As he ponders what else his name could be, we see him exploring what he loves and thinks and does, and how those things relate to who he is.
“I once dreamed the sun and the moon were my mom and dad, so maybe my name should be Star Boy. I like to go to garage sales with my mom, so maybe my name should be Old Toys Are Awesome.”
In the pictures, we see Little Thunder’s family in action. We see him and his little sister squabble over a ball. We see Thunder Boy Sr., aka Big Thunder, intervene, revealing his sternness and tenderness. Little Thunder captures our hearts, but through Morales’ illustrations, we also have insight into his dad’s perspective. Sometimes Little Thunder looks like a bona fide brat, while Big Thunder looks as weary as any preschool dad. (His mom, meanwhile, is roaring in and out awesomely on a motorcycle.)
Eventually, Little Thunder is given a new name, a name that is both his own and one that connects him to his dad.
Thunder Boy Jr. is a book that can stand up to endless readings. Its humor, beauty, and humanity reward both kids and adults. It isn’t made out of snark or smarm. Thunder Boy and his family feel like real people, and his story is so specifically his that it becomes universal.
Alexie says that the most common response people have to the book is to share the meaning and origins of their own names. This is fiction that succeeds in fostering empathy and healthy human connections, and does it while being spot-on hilarious.

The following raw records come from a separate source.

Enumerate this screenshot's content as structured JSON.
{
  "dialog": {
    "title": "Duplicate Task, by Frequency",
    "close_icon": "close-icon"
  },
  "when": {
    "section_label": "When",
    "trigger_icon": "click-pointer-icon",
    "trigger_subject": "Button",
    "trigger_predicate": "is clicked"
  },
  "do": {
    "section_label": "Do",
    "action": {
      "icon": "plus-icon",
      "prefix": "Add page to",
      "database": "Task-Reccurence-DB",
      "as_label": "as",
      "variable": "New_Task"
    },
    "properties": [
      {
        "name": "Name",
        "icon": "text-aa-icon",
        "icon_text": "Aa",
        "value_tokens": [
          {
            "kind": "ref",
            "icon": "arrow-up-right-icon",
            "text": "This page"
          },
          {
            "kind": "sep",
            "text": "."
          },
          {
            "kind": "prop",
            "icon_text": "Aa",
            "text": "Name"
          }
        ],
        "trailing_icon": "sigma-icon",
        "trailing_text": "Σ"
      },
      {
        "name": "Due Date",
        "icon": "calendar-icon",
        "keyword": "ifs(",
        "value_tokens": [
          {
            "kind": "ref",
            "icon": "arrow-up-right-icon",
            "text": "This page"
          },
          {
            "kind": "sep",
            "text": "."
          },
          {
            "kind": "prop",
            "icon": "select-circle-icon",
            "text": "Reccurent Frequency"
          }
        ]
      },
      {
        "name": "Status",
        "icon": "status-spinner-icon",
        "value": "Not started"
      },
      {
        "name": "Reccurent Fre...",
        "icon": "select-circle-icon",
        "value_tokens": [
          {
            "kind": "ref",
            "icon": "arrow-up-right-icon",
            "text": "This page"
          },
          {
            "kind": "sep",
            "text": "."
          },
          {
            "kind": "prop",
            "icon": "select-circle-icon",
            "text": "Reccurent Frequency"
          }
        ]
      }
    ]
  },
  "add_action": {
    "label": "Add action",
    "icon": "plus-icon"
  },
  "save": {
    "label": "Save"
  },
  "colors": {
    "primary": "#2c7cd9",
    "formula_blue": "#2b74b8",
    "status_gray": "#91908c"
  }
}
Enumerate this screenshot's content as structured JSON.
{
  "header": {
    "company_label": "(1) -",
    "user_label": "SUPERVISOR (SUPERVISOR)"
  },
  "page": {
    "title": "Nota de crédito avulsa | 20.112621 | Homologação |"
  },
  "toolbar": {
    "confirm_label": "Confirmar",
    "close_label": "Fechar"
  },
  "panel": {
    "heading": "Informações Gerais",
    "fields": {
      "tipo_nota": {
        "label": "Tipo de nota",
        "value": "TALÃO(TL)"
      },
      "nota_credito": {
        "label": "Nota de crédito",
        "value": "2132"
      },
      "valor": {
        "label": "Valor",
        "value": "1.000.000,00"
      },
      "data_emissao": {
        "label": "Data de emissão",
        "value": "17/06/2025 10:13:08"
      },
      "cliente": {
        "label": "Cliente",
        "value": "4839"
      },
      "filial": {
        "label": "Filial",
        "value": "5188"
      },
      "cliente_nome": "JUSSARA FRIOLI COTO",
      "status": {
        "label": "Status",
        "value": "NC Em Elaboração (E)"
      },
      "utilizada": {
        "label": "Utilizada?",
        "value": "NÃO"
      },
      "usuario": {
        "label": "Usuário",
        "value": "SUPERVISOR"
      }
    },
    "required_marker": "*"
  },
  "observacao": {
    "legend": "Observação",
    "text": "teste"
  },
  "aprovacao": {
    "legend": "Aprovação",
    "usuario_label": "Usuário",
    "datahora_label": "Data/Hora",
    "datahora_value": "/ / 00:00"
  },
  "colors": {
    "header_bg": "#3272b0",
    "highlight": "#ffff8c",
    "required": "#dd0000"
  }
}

Thunder Boy Jr. feels like a classic whose pages are still fresh and unhandled, its yellow-overalled protagonist an icon waiting to happen.
Check out our interview with Sherman Alexie here.